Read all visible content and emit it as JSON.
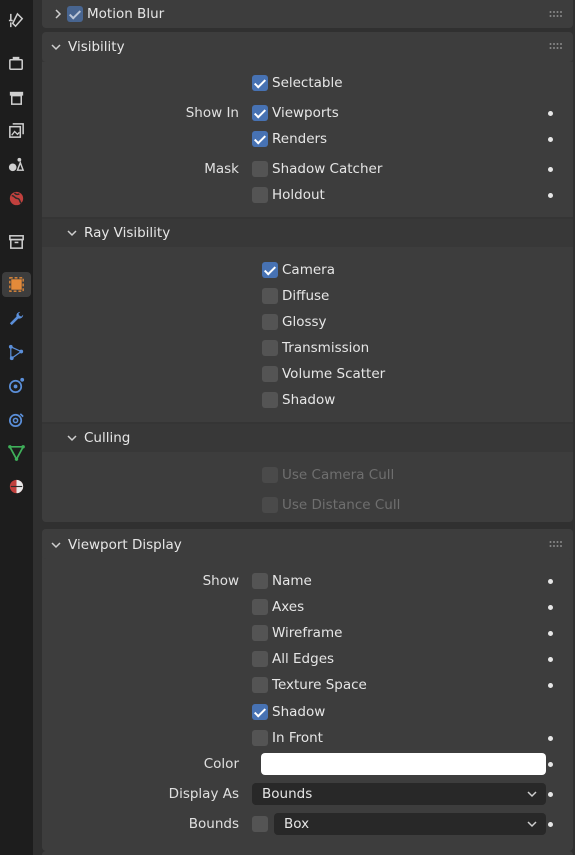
{
  "top_panel": {
    "title": "Motion Blur",
    "checked": true
  },
  "visibility": {
    "title": "Visibility",
    "selectable": "Selectable",
    "show_in_label": "Show In",
    "viewports": "Viewports",
    "renders": "Renders",
    "mask_label": "Mask",
    "shadow_catcher": "Shadow Catcher",
    "holdout": "Holdout"
  },
  "ray_visibility": {
    "title": "Ray Visibility",
    "camera": "Camera",
    "diffuse": "Diffuse",
    "glossy": "Glossy",
    "transmission": "Transmission",
    "volume_scatter": "Volume Scatter",
    "shadow": "Shadow"
  },
  "culling": {
    "title": "Culling",
    "use_camera_cull": "Use Camera Cull",
    "use_distance_cull": "Use Distance Cull"
  },
  "viewport_display": {
    "title": "Viewport Display",
    "show_label": "Show",
    "name": "Name",
    "axes": "Axes",
    "wireframe": "Wireframe",
    "all_edges": "All Edges",
    "texture_space": "Texture Space",
    "shadow": "Shadow",
    "in_front": "In Front",
    "color_label": "Color",
    "color_value": "#ffffff",
    "display_as_label": "Display As",
    "display_as_value": "Bounds",
    "bounds_label": "Bounds",
    "bounds_value": "Box"
  },
  "colors": {
    "accent": "#4772b3",
    "panel": "#3d3d3d",
    "background": "#303030",
    "tabbar": "#1d1d1d"
  },
  "tabs": [
    "tool-icon",
    "render-icon",
    "output-icon",
    "view-layer-icon",
    "scene-icon",
    "world-icon",
    "collection-icon",
    "object-icon",
    "modifier-icon",
    "particles-icon",
    "physics-icon",
    "constraints-icon",
    "data-icon",
    "material-icon"
  ]
}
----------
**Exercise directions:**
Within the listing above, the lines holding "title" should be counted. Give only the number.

**Response to this task:**
5